Roma women organizations, in particular, have established strong coalitions with non-Roma organizations. They seek the increased, meaningful participation of Roma women in representative bodies for Roma communities – a goal that must first ameliorate Roma community-based gender discrimination. These organizations also aspire to craft new cultural narratives to minimize the drop-out of Romani girls from schools. This goal must content with both local gendered practices of oppression and state-based sources of discrimination. Furthermore, to address the third major source of intersectional discrimination, the women’s organizations push for community-based initiatives for the prevention of gender-based violence and for access to general and reproductive health care for Romani women and girls.
Some of the most prominent Balkan organization focusing on Romani women are: Better Future from Bosnia and Herzegovina, Roma Heart from Croatia, Bibija Roma Women Centre from Serbia, and the Centre for Roma Initiatives from Montenegro. Many other centers are also rising amidst the persistent, intersectional discrimination. The Association “Roma Girl – Romanicej” in Bosnia, for instance, provides information and advocacy to the local community as related to education scholarships, social security benefits, reproductive health, prevention of domestic violence, and the prevention of human trafficking. In Serbia, the Association “Romani cikna” was established by long-time Roma women activists to encourage the capacity of Roma local communities. Their specific gendered missions are to strengthen the integration of Roma women into community decision-making processes, improve socio-economic status, bring awareness to educational opportunities, and eradicate all forms of discrimination.

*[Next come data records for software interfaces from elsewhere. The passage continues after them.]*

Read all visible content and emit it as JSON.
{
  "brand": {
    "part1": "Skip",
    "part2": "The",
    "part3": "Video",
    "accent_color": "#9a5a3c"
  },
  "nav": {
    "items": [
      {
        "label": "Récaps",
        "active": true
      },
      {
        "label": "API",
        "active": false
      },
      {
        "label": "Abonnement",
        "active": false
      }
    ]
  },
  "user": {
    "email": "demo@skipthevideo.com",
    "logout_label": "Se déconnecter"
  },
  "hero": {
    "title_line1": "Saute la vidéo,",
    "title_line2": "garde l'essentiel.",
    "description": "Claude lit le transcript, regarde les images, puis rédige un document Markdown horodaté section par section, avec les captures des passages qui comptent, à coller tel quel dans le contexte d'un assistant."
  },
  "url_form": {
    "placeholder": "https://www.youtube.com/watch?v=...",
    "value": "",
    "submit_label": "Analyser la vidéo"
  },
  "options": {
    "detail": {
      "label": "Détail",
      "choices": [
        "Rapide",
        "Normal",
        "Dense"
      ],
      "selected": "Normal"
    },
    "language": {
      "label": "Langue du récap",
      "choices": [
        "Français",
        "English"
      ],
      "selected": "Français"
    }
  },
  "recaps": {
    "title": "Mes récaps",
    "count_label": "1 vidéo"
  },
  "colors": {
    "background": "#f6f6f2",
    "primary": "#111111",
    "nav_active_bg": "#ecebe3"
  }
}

Ultimately, although rising from centuries of oppression – founded on gender, race, cultural group, and socio-economic class – Romani women are combating their public and private marginalization through initiatives embedded within the Roma identity. But as these organizations raise awareness of the oppression and offer pathways for improvement, national civil societies as a whole must also take notice and pressure governments into accountability against public abuses. As the Balkan region experiences waves of change in its human security, the plight of Romani populations, especially the intersectionally repressed Romani woman, remains a constant. But the historical persistence and normalization of this oppression does not erase its existence or the moral imperative to fight against its multiple dimensions.
Read more articles in our series Gender in the Albanosphere